The Society for Human Resource Management (SHRM) recently released the results of a survey on resumés, cover letters, and interviews. It’s a fairly easy and interesting read, and I recommend it.
I’m bringing up the survey today because one statistic in particular kind of bothers me: when asked “what is the best way for candidates to handle gaps in employment on a resumé, 57 percent of the organizations surveyed replied that “candidates should neither emphasize nor hide gapes in employment.”
Sure, indecision is a terrible bane for leaders, but when it comes to letting jobseekers know what you’re looking for? Go ahead, be indecisive. Don’t give anyone a straight answer. Better yet, give them a we-can-neither-confirm-nor-deny-style non-answer.
What I’m saying is: this is a total cop-out, and as such it leaves jobseekers hanging. They know what they shouldn’t do (don’t hide, but also don’t emphasize), but they don’t know what they should do.
Not content to accept this nonsense, I wanted to supplement the SHRM report with some information that jobseekers could actually use. I can’t draw from personal experience — I’m young enough that I haven’t really even had time for an employment gap yet — so I did some digging, and here’s what I came up with:
1.) You did good things while you took time off, so share them …
It’s not mind-blowing, life-altering advice, and chances are that you’ve heard it already, but that’s precisely why it merits revisiting: it’s easy to let good counsel sink into the oblivion of cliché. We have to rescue it from time to time.
Oddly enough, I think this column from The Northwest Indiana and Illinois Times (of all places) puts it best: “But in many instances, there were several activities done during [the gap] that can provide relevant experience to the job target.”
Well, maybe it’s not syntactically the best, but it’s the best in terms of concise expression of the idea: during your gap time, you likely did things that count as experience. Play that up. Did you volunteer somewhere? What sort of duties did you perform? What sort of responsibilities did you have? What sort of skills did you learn or hone?
Even more quotidian tasks can be spun into valuable experiences. To quote the Times again: “Negotiating with health insurance companies and Medicare can provide opportunities for skills that were previously missing.”
So, when you breach the subject of your gap time with a potential employer, focus on what you did, not on what you weren’t doing (i.e., “working,” in the strictest sense of the word).
2.) … but your resumé isn’t the place for explanations.
Forbes staff writer Jacquelyn Smith wrote a pretty comprehensive article on the subject of red flags in resumés.

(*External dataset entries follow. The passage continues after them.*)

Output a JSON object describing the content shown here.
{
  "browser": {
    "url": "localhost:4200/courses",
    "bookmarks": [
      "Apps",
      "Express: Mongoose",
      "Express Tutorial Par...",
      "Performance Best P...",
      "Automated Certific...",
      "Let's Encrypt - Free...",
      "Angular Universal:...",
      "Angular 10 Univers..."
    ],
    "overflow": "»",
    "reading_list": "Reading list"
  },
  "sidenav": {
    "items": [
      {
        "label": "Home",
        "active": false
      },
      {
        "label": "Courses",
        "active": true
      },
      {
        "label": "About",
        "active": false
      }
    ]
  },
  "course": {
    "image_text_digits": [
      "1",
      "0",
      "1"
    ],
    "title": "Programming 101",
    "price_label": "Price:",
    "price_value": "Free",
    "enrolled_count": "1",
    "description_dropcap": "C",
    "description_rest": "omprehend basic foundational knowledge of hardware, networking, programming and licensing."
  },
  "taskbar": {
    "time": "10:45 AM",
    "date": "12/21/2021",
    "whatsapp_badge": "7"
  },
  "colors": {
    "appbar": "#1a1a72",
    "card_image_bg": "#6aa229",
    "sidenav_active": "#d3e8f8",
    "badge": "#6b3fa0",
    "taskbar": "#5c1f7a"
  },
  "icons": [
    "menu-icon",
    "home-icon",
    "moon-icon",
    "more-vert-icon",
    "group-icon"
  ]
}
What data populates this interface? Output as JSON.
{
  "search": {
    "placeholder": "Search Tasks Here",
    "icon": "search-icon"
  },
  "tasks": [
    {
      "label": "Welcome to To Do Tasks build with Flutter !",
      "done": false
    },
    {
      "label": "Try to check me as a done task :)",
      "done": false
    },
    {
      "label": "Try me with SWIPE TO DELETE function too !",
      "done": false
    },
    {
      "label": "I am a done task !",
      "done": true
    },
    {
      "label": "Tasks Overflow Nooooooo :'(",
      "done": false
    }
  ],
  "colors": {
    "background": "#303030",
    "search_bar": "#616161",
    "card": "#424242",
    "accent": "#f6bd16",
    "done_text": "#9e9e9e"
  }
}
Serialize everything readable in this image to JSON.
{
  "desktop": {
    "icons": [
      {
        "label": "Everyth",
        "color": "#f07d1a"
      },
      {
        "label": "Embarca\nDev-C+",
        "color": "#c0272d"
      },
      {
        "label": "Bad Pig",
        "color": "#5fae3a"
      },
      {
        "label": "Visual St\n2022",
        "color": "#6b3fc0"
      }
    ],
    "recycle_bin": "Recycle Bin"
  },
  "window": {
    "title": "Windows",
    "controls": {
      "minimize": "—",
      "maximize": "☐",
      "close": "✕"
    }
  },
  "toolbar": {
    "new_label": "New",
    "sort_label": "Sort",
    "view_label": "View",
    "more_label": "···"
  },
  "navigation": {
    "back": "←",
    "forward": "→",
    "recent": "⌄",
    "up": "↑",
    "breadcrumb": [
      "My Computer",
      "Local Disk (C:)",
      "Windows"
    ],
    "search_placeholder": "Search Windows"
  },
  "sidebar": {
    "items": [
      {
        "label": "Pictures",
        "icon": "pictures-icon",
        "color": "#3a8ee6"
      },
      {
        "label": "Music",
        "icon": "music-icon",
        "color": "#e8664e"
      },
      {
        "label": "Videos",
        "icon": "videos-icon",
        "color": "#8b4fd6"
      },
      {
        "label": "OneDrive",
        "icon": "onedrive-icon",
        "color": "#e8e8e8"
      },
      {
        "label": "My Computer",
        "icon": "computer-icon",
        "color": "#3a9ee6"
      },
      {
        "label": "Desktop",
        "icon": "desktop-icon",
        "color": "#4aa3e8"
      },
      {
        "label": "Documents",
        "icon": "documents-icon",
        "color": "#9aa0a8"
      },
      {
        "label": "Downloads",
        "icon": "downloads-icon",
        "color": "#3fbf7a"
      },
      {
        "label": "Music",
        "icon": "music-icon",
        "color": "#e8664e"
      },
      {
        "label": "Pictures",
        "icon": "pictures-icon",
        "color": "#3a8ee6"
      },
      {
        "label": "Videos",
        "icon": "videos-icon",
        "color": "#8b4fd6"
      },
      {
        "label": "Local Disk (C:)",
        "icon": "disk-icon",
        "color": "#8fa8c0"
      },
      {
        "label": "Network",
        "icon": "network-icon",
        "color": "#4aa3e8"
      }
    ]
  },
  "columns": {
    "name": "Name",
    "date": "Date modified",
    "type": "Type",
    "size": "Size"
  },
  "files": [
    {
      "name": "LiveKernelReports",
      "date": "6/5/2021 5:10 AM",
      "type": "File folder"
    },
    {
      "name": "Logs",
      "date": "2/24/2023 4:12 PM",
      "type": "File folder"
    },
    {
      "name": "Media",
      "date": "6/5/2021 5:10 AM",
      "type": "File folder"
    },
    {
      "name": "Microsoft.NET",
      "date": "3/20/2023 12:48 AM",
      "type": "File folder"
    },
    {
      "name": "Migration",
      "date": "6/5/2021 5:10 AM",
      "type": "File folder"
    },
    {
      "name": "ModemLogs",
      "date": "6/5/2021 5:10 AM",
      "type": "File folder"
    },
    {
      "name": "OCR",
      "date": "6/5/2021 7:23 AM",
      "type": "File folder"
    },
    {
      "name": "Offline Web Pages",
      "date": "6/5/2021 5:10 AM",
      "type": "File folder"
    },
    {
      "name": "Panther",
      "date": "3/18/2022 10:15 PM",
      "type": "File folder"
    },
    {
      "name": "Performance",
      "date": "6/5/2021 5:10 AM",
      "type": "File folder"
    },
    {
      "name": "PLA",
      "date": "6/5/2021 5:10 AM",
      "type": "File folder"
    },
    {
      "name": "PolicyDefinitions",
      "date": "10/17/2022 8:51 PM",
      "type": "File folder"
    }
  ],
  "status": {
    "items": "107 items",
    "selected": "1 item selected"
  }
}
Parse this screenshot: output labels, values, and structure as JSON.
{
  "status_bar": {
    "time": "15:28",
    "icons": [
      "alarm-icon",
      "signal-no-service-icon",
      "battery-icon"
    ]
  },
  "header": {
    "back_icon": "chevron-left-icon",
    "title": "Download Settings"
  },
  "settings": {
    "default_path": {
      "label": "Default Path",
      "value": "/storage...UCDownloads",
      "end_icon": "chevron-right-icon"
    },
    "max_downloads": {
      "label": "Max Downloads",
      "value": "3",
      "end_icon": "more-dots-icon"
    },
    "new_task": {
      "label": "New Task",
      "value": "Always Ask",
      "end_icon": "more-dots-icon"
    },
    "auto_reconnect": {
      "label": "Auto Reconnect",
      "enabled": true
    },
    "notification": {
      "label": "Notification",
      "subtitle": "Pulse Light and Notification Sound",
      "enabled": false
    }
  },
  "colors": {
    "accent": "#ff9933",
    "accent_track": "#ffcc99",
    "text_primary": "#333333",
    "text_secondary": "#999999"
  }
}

Smith quotes professional resumé writer Ann Baehr as saying that “bad news or red flags should never be addressed in a resumé.” Your resumé is for documenting your skills and experiences, so stay focused on those.
But it’s customary to include start and end dates on your resumé, so how can you avoid addressing the gap? Some people recommend using years only, instead of the traditional month/year combination, when disclosing employment dates in order to minimize the appearance of gaps that lasted for a few months. But remember: you’re not looking to hide the gap; you’re just looking to make it subtler, so don’t think this move gives you a free pass to lie to the interviewer.
You should address the gap in your cover letter or during your interview. Of course, regardless of where and when you bring up your gap, you shouldn’t linger over it — e.g., don’t send the interviewer a lengthy email about it, and don’t dedicate half your cover letter to the subject.
3.) It’s okay to practice the truth.
Honesty is perhaps the single most pervasive idea in conversations about employment gaps: no matter whom you ask, they’ll tell you that you should absolutely, positively, never ever lie.
But just because you should tell the truth, that doesn’t mean you should sail unprepared into the interview. As recruiting firm WinterWyman points out, it’s a good idea to “refine your story.” They’re not talking about engaging in revisionist history or altering the details. They simply mean that you need to “get comfortable telling your story.”
Practice delivering the story in a quick, direct, authoritative way. Whittle it down to the necessary details. Know the story like the back of your hand, so that you don’t stumble or seem foolish when your interviewer (inevitably) asks you about the gap.